_Dataset items_

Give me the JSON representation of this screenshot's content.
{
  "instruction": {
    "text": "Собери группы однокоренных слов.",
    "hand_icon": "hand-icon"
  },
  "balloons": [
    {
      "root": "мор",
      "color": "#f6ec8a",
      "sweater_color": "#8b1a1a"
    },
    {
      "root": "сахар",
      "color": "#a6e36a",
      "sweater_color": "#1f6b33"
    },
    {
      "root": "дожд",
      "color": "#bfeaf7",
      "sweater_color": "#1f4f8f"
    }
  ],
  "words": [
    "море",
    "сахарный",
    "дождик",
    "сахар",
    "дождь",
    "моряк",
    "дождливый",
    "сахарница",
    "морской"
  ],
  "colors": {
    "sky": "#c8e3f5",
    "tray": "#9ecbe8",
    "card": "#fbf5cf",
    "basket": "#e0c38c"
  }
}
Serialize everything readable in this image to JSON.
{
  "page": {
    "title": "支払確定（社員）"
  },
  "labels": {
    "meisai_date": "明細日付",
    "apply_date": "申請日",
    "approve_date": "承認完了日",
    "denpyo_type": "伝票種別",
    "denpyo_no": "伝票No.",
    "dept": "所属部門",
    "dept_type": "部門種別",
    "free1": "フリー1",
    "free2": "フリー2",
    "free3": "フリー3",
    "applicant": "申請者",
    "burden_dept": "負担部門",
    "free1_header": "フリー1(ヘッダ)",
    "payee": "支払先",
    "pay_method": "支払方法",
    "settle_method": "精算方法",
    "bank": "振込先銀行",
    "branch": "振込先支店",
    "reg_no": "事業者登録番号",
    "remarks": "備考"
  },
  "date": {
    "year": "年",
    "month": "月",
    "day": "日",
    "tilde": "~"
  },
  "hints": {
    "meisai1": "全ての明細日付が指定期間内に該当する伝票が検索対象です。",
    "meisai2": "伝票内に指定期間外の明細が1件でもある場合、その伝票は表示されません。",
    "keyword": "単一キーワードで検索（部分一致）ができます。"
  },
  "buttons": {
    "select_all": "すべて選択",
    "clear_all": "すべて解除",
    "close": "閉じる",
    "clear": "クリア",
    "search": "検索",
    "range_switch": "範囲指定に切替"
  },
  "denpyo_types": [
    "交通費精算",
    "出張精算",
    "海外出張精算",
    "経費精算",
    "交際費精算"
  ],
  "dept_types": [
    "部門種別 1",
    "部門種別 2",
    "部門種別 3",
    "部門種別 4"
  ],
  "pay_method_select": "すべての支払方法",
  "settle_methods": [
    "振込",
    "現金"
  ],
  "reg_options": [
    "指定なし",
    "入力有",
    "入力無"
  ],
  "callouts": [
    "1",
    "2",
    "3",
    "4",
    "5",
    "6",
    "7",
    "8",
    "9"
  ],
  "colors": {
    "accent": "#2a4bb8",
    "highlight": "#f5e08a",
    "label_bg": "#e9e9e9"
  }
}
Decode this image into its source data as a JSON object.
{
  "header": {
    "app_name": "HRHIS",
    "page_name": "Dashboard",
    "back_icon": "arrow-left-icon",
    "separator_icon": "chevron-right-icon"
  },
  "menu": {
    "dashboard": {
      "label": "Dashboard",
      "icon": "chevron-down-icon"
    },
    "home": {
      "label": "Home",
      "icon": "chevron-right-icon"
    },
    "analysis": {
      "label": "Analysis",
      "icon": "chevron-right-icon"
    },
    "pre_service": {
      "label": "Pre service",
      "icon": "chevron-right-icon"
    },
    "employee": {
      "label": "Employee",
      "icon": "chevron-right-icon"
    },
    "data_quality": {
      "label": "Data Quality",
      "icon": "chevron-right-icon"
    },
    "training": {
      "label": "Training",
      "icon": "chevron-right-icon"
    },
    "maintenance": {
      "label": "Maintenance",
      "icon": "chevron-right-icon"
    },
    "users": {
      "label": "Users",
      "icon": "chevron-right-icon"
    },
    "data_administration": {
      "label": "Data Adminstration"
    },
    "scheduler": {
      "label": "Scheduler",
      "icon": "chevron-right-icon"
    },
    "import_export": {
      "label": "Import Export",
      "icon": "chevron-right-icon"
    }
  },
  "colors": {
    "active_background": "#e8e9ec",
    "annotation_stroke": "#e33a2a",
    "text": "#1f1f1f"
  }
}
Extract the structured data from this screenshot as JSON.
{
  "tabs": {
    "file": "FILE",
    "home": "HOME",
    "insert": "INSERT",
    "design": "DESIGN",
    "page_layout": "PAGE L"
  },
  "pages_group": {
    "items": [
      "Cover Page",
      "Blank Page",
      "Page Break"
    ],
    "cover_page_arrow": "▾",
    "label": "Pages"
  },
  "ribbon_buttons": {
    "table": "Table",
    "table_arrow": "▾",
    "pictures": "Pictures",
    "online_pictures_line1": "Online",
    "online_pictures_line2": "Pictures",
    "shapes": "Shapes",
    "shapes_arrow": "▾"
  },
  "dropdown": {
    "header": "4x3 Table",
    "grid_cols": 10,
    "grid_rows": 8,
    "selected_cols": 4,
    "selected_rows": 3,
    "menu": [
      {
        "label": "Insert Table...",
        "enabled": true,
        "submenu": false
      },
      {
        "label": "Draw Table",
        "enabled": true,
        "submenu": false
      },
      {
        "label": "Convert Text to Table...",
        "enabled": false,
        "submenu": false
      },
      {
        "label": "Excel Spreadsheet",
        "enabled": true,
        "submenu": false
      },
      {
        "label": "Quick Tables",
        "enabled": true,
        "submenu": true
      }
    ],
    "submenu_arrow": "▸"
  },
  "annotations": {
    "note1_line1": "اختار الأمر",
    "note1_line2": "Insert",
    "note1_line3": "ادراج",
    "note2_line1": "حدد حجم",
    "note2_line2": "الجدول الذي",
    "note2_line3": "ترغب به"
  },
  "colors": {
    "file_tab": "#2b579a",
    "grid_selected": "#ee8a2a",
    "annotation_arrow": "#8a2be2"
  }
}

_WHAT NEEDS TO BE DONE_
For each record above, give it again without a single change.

_ANSWER TO THIS PROBLEM_
Give me the JSON representation of this screenshot's content.
{
  "instruction": {
    "text": "Собери группы однокоренных слов.",
    "hand_icon": "hand-icon"
  },
  "balloons": [
    {
      "root": "мор",
      "color": "#f6ec8a",
      "sweater_color": "#8b1a1a"
    },
    {
      "root": "сахар",
      "color": "#a6e36a",
      "sweater_color": "#1f6b33"
    },
    {
      "root": "дожд",
      "color": "#bfeaf7",
      "sweater_color": "#1f4f8f"
    }
  ],
  "words": [
    "море",
    "сахарный",
    "дождик",
    "сахар",
    "дождь",
    "моряк",
    "дождливый",
    "сахарница",
    "морской"
  ],
  "colors": {
    "sky": "#c8e3f5",
    "tray": "#9ecbe8",
    "card": "#fbf5cf",
    "basket": "#e0c38c"
  }
}
Serialize everything readable in this image to JSON.
{
  "page": {
    "title": "支払確定（社員）"
  },
  "labels": {
    "meisai_date": "明細日付",
    "apply_date": "申請日",
    "approve_date": "承認完了日",
    "denpyo_type": "伝票種別",
    "denpyo_no": "伝票No.",
    "dept": "所属部門",
    "dept_type": "部門種別",
    "free1": "フリー1",
    "free2": "フリー2",
    "free3": "フリー3",
    "applicant": "申請者",
    "burden_dept": "負担部門",
    "free1_header": "フリー1(ヘッダ)",
    "payee": "支払先",
    "pay_method": "支払方法",
    "settle_method": "精算方法",
    "bank": "振込先銀行",
    "branch": "振込先支店",
    "reg_no": "事業者登録番号",
    "remarks": "備考"
  },
  "date": {
    "year": "年",
    "month": "月",
    "day": "日",
    "tilde": "~"
  },
  "hints": {
    "meisai1": "全ての明細日付が指定期間内に該当する伝票が検索対象です。",
    "meisai2": "伝票内に指定期間外の明細が1件でもある場合、その伝票は表示されません。",
    "keyword": "単一キーワードで検索（部分一致）ができます。"
  },
  "buttons": {
    "select_all": "すべて選択",
    "clear_all": "すべて解除",
    "close": "閉じる",
    "clear": "クリア",
    "search": "検索",
    "range_switch": "範囲指定に切替"
  },
  "denpyo_types": [
    "交通費精算",
    "出張精算",
    "海外出張精算",
    "経費精算",
    "交際費精算"
  ],
  "dept_types": [
    "部門種別 1",
    "部門種別 2",
    "部門種別 3",
    "部門種別 4"
  ],
  "pay_method_select": "すべての支払方法",
  "settle_methods": [
    "振込",
    "現金"
  ],
  "reg_options": [
    "指定なし",
    "入力有",
    "入力無"
  ],
  "callouts": [
    "1",
    "2",
    "3",
    "4",
    "5",
    "6",
    "7",
    "8",
    "9"
  ],
  "colors": {
    "accent": "#2a4bb8",
    "highlight": "#f5e08a",
    "label_bg": "#e9e9e9"
  }
}
Decode this image into its source data as a JSON object.
{
  "header": {
    "app_name": "HRHIS",
    "page_name": "Dashboard",
    "back_icon": "arrow-left-icon",
    "separator_icon": "chevron-right-icon"
  },
  "menu": {
    "dashboard": {
      "label": "Dashboard",
      "icon": "chevron-down-icon"
    },
    "home": {
      "label": "Home",
      "icon": "chevron-right-icon"
    },
    "analysis": {
      "label": "Analysis",
      "icon": "chevron-right-icon"
    },
    "pre_service": {
      "label": "Pre service",
      "icon": "chevron-right-icon"
    },
    "employee": {
      "label": "Employee",
      "icon": "chevron-right-icon"
    },
    "data_quality": {
      "label": "Data Quality",
      "icon": "chevron-right-icon"
    },
    "training": {
      "label": "Training",
      "icon": "chevron-right-icon"
    },
    "maintenance": {
      "label": "Maintenance",
      "icon": "chevron-right-icon"
    },
    "users": {
      "label": "Users",
      "icon": "chevron-right-icon"
    },
    "data_administration": {
      "label": "Data Adminstration"
    },
    "scheduler": {
      "label": "Scheduler",
      "icon": "chevron-right-icon"
    },
    "import_export": {
      "label": "Import Export",
      "icon": "chevron-right-icon"
    }
  },
  "colors": {
    "active_background": "#e8e9ec",
    "annotation_stroke": "#e33a2a",
    "text": "#1f1f1f"
  }
}
Extract the structured data from this screenshot as JSON.
{
  "tabs": {
    "file": "FILE",
    "home": "HOME",
    "insert": "INSERT",
    "design": "DESIGN",
    "page_layout": "PAGE L"
  },
  "pages_group": {
    "items": [
      "Cover Page",
      "Blank Page",
      "Page Break"
    ],
    "cover_page_arrow": "▾",
    "label": "Pages"
  },
  "ribbon_buttons": {
    "table": "Table",
    "table_arrow": "▾",
    "pictures": "Pictures",
    "online_pictures_line1": "Online",
    "online_pictures_line2": "Pictures",
    "shapes": "Shapes",
    "shapes_arrow": "▾"
  },
  "dropdown": {
    "header": "4x3 Table",
    "grid_cols": 10,
    "grid_rows": 8,
    "selected_cols": 4,
    "selected_rows": 3,
    "menu": [
      {
        "label": "Insert Table...",
        "enabled": true,
        "submenu": false
      },
      {
        "label": "Draw Table",
        "enabled": true,
        "submenu": false
      },
      {
        "label": "Convert Text to Table...",
        "enabled": false,
        "submenu": false
      },
      {
        "label": "Excel Spreadsheet",
        "enabled": true,
        "submenu": false
      },
      {
        "label": "Quick Tables",
        "enabled": true,
        "submenu": true
      }
    ],
    "submenu_arrow": "▸"
  },
  "annotations": {
    "note1_line1": "اختار الأمر",
    "note1_line2": "Insert",
    "note1_line3": "ادراج",
    "note2_line1": "حدد حجم",
    "note2_line2": "الجدول الذي",
    "note2_line3": "ترغب به"
  },
  "colors": {
    "file_tab": "#2b579a",
    "grid_selected": "#ee8a2a",
    "annotation_arrow": "#8a2be2"
  }
}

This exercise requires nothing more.